Think about a freshly painted urban home and you can almost smell that typical petrochemicals-laced air, the fumes causing our eyes to water and making our heads ache. Fun times!
On the other hand, a house in an Indian village is plastered with fresh cow dung. Indeed, this seems like fun too, but not something we can do in the cities.
So is there any middle ground?
Yes! says Dhirty Hands, an architecture firm based in Mumbai. And over the weekend, they will help you make this paint right at home!
Get ready Mumbai, as within five hours, you can learn how to make breathable, earth-friendly paints that will keep you from inhaling toxins.
Ready to make your home safe? Register here for the Mumbai workshop!
Why you must be wary of wall paints:
The Bureau of Indian Standards (BIS) has capped the amount of lead in paints to 90 parts per million. Lead, used as a pigment and also to increase the durability of the paints, is a poison when inhaled or ingested.
This makes it crucial for companies to follow the rules set by the BIS. A study conducted in 2015, made a shocking observation that nearly 31 per cent of paints available in the market (32 out of 101 tested) had lead concentration of 10,000 parts per million!
Minor lead poisoning can lead to abdominal pain, constipation and headaches, while severe cases may cause anaemia or damage to kidneys and the brain.

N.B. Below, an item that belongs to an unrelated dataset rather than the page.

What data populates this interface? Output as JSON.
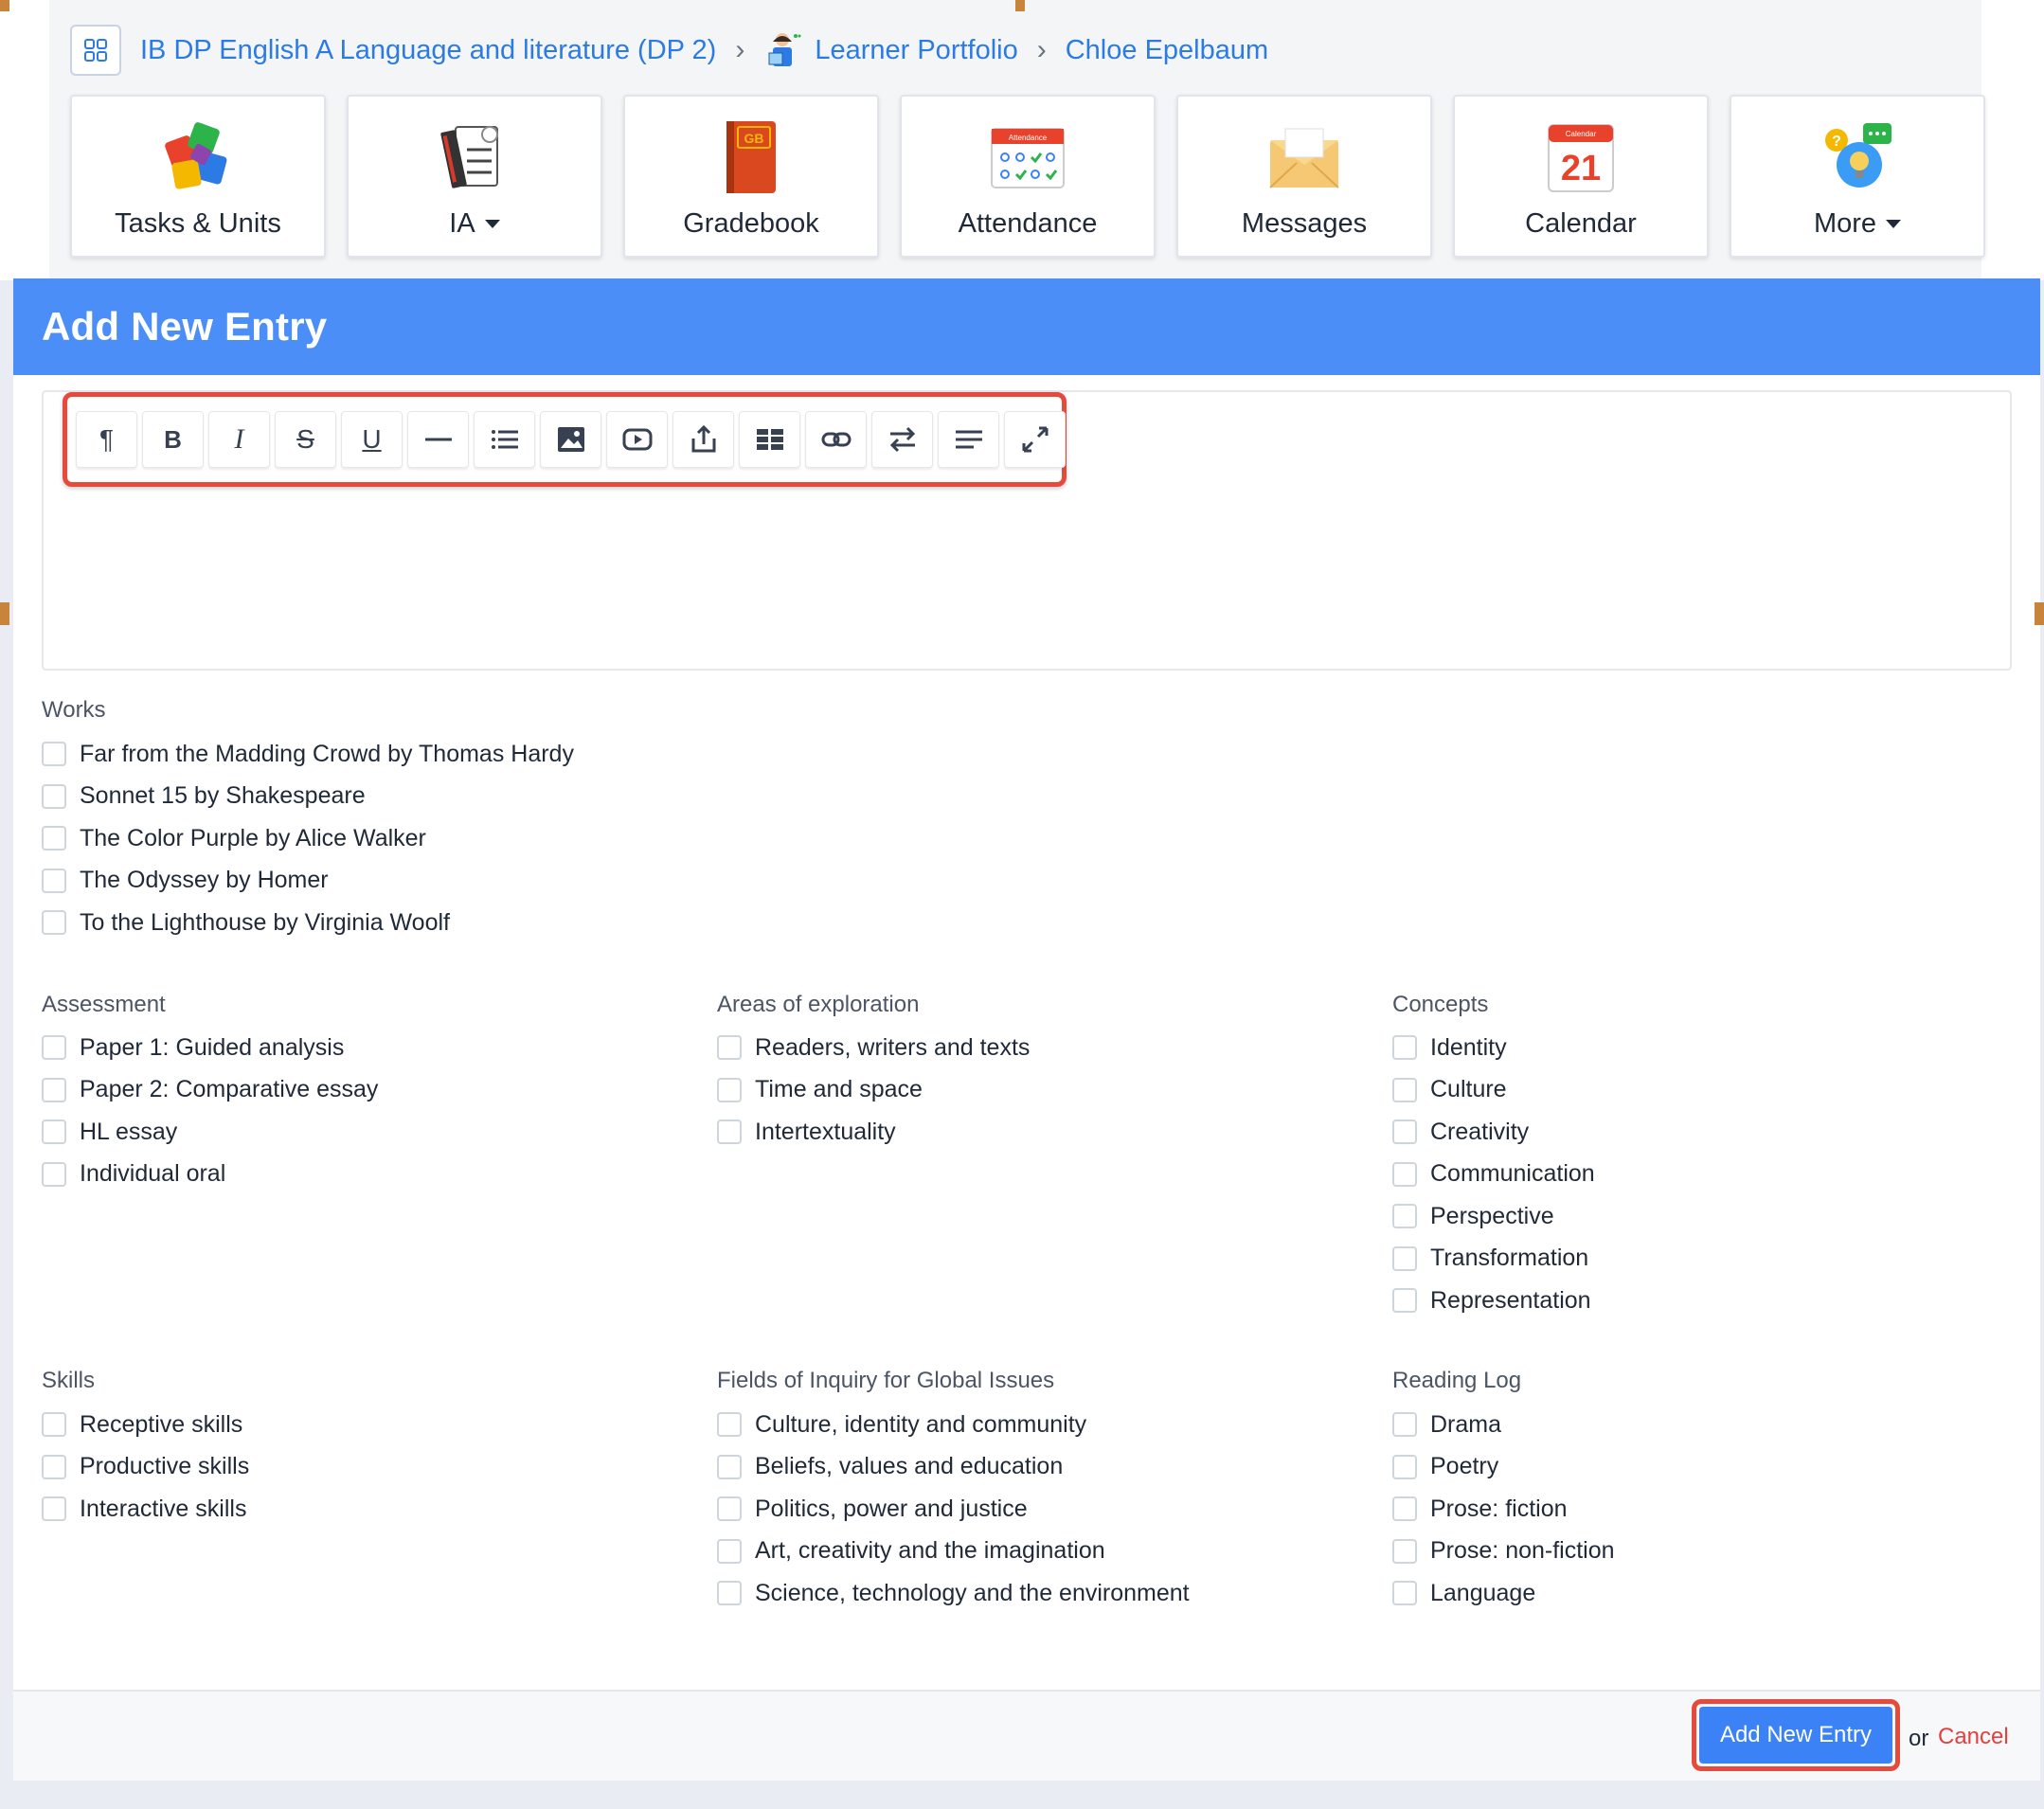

Anushree Tendolkar, the founder of Dhirty Hands, tells The Better India (TBI), “The paints we get in the market are petroleum-based and toxic when inhaled. These toxins cause your head to hurt when you stand in a recently-painted room. The strong smell fades within 7-10 days but the toxins don’t. In fact, they keep breaking down over a period of time and unknown to you, are present in the air you breathe indoors.”
Apart from lead, paints also contain Methylene chloride (may cause dermatitis), glycol (a skin irritant), xylene (causes headaches, dizziness) and benzene (a potential carcinogen) among other toxic elements.
Make your home a safe space to live in. Attend this Mumbai workshop and learn how to make clay and limestone-based paints. Click here to book your place.
What to expect in the Mumbai workshop:
Anushree was inspired by the concept of sustainable homes when she was studying to become an architect. Taking this motivation forward, she worked with Thannal, a Tamil Nadu organisation that makes mud houses a practical reality in cities (you can read about them here).
After two years of helping build eco-friendly homes and undertaking workshops in the same field with Thannal, Anushree wanted to spread their work in her home, Mumbai.
“Here, I established Dhirty Hands for those who want to live in an eco-friendly space,” says the 28-year-old. She adds that apart from taking up full-fledged architectural projects, the Mumbai firm also conducts workshops to empower people with the ability to build earth-friendly homes.
This weekend, they are focusing on eco-friendly paints.
In the 5-hour workshop, you will learn to make limestone and clay-based paints. “You will realise that these paints cause no headaches even while you make them. Same is the case when you apply the coat. Add plant-based pigmentations like indigo for blue, Palash leaves for yellow shades and turmeric for red colour and you have bright paints that are non-toxic and last almost as much as their chemical-based counterparts,” the Mumbai architect shares with TBI.
The workshop will teach you everything including the chemistry of paint, the process of making it and the maintenance, (it may take 2-3 more days to complete the painting process and just like with chemical paints, you will have to apply a fresh paint every few years).
Anushree says that since limestone is breathable, it does not flake like conventional paints. “Our studio has limestone paints and we have undertaken four other projects so far. Limestone paints can be a good beginning for a toxin-free home,” she adds.
In just 5 hours and Rs 1200, you can have a safe haven, free of poisons!
Mumbai, what are you waiting for? Click here to book your seats now!
(Edited by Saiqua Sultan)